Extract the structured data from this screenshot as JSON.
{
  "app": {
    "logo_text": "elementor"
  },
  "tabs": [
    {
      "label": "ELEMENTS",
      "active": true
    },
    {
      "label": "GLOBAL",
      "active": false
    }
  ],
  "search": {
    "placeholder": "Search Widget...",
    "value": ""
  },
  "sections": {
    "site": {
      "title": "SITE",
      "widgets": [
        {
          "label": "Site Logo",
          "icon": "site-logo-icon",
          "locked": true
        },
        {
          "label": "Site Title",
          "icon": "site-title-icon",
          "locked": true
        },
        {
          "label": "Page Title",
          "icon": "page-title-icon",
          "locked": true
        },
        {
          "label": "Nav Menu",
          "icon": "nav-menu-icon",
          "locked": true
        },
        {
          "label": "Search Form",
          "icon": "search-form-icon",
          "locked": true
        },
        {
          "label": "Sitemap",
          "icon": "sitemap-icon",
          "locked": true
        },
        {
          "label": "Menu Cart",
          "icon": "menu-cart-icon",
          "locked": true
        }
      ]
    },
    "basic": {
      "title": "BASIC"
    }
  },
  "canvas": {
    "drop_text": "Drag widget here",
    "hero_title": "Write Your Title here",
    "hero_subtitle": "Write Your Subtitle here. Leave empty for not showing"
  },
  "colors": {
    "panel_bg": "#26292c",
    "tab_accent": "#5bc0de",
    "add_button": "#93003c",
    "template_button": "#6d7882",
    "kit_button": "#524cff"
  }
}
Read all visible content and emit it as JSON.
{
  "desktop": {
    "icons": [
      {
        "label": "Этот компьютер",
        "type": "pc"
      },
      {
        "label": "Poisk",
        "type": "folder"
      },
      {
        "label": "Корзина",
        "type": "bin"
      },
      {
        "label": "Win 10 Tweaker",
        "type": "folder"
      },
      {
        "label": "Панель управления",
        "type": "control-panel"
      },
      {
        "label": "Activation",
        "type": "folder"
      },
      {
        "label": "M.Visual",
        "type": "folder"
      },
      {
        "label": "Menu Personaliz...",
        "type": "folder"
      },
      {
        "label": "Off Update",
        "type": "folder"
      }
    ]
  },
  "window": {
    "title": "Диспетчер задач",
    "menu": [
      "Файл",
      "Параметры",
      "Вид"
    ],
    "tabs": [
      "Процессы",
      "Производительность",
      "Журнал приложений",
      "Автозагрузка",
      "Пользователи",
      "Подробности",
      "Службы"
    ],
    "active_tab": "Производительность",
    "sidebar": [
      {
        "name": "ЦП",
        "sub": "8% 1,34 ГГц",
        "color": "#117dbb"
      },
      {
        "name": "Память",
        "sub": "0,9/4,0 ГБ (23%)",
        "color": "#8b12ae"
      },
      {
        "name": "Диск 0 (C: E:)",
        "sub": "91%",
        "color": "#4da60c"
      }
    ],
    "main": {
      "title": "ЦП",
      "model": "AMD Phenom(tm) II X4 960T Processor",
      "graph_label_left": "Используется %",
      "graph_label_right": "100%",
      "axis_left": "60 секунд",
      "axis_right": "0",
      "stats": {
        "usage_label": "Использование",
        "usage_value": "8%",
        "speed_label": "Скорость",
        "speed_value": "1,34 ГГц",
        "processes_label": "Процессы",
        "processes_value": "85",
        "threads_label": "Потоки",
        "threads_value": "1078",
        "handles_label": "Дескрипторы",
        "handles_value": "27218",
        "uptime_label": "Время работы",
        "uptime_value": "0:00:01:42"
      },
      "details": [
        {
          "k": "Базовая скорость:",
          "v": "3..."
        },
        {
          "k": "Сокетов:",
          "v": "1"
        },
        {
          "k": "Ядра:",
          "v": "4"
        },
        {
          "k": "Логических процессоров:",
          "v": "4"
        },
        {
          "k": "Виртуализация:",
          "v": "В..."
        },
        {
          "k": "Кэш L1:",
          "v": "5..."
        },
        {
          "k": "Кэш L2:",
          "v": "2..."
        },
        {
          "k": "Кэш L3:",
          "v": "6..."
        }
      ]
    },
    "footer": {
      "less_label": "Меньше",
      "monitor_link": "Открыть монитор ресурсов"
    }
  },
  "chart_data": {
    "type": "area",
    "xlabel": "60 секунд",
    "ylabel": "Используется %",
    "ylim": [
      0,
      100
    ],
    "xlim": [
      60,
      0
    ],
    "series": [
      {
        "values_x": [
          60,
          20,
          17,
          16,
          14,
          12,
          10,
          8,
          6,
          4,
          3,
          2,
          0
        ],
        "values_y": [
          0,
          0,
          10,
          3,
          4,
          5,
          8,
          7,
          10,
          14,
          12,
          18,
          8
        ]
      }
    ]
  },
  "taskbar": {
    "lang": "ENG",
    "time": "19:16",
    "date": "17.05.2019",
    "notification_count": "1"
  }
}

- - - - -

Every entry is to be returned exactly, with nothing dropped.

Extract the structured data from this screenshot as JSON.
{
  "app": {
    "logo_text": "elementor"
  },
  "tabs": [
    {
      "label": "ELEMENTS",
      "active": true
    },
    {
      "label": "GLOBAL",
      "active": false
    }
  ],
  "search": {
    "placeholder": "Search Widget...",
    "value": ""
  },
  "sections": {
    "site": {
      "title": "SITE",
      "widgets": [
        {
          "label": "Site Logo",
          "icon": "site-logo-icon",
          "locked": true
        },
        {
          "label": "Site Title",
          "icon": "site-title-icon",
          "locked": true
        },
        {
          "label": "Page Title",
          "icon": "page-title-icon",
          "locked": true
        },
        {
          "label": "Nav Menu",
          "icon": "nav-menu-icon",
          "locked": true
        },
        {
          "label": "Search Form",
          "icon": "search-form-icon",
          "locked": true
        },
        {
          "label": "Sitemap",
          "icon": "sitemap-icon",
          "locked": true
        },
        {
          "label": "Menu Cart",
          "icon": "menu-cart-icon",
          "locked": true
        }
      ]
    },
    "basic": {
      "title": "BASIC"
    }
  },
  "canvas": {
    "drop_text": "Drag widget here",
    "hero_title": "Write Your Title here",
    "hero_subtitle": "Write Your Subtitle here. Leave empty for not showing"
  },
  "colors": {
    "panel_bg": "#26292c",
    "tab_accent": "#5bc0de",
    "add_button": "#93003c",
    "template_button": "#6d7882",
    "kit_button": "#524cff"
  }
}
Read all visible content and emit it as JSON.
{
  "desktop": {
    "icons": [
      {
        "label": "Этот компьютер",
        "type": "pc"
      },
      {
        "label": "Poisk",
        "type": "folder"
      },
      {
        "label": "Корзина",
        "type": "bin"
      },
      {
        "label": "Win 10 Tweaker",
        "type": "folder"
      },
      {
        "label": "Панель управления",
        "type": "control-panel"
      },
      {
        "label": "Activation",
        "type": "folder"
      },
      {
        "label": "M.Visual",
        "type": "folder"
      },
      {
        "label": "Menu Personaliz...",
        "type": "folder"
      },
      {
        "label": "Off Update",
        "type": "folder"
      }
    ]
  },
  "window": {
    "title": "Диспетчер задач",
    "menu": [
      "Файл",
      "Параметры",
      "Вид"
    ],
    "tabs": [
      "Процессы",
      "Производительность",
      "Журнал приложений",
      "Автозагрузка",
      "Пользователи",
      "Подробности",
      "Службы"
    ],
    "active_tab": "Производительность",
    "sidebar": [
      {
        "name": "ЦП",
        "sub": "8% 1,34 ГГц",
        "color": "#117dbb"
      },
      {
        "name": "Память",
        "sub": "0,9/4,0 ГБ (23%)",
        "color": "#8b12ae"
      },
      {
        "name": "Диск 0 (C: E:)",
        "sub": "91%",
        "color": "#4da60c"
      }
    ],
    "main": {
      "title": "ЦП",
      "model": "AMD Phenom(tm) II X4 960T Processor",
      "graph_label_left": "Используется %",
      "graph_label_right": "100%",
      "axis_left": "60 секунд",
      "axis_right": "0",
      "stats": {
        "usage_label": "Использование",
        "usage_value": "8%",
        "speed_label": "Скорость",
        "speed_value": "1,34 ГГц",
        "processes_label": "Процессы",
        "processes_value": "85",
        "threads_label": "Потоки",
        "threads_value": "1078",
        "handles_label": "Дескрипторы",
        "handles_value": "27218",
        "uptime_label": "Время работы",
        "uptime_value": "0:00:01:42"
      },
      "details": [
        {
          "k": "Базовая скорость:",
          "v": "3..."
        },
        {
          "k": "Сокетов:",
          "v": "1"
        },
        {
          "k": "Ядра:",
          "v": "4"
        },
        {
          "k": "Логических процессоров:",
          "v": "4"
        },
        {
          "k": "Виртуализация:",
          "v": "В..."
        },
        {
          "k": "Кэш L1:",
          "v": "5..."
        },
        {
          "k": "Кэш L2:",
          "v": "2..."
        },
        {
          "k": "Кэш L3:",
          "v": "6..."
        }
      ]
    },
    "footer": {
      "less_label": "Меньше",
      "monitor_link": "Открыть монитор ресурсов"
    }
  },
  "chart_data": {
    "type": "area",
    "xlabel": "60 секунд",
    "ylabel": "Используется %",
    "ylim": [
      0,
      100
    ],
    "xlim": [
      60,
      0
    ],
    "series": [
      {
        "values_x": [
          60,
          20,
          17,
          16,
          14,
          12,
          10,
          8,
          6,
          4,
          3,
          2,
          0
        ],
        "values_y": [
          0,
          0,
          10,
          3,
          4,
          5,
          8,
          7,
          10,
          14,
          12,
          18,
          8
        ]
      }
    ]
  },
  "taskbar": {
    "lang": "ENG",
    "time": "19:16",
    "date": "17.05.2019",
    "notification_count": "1"
  }
}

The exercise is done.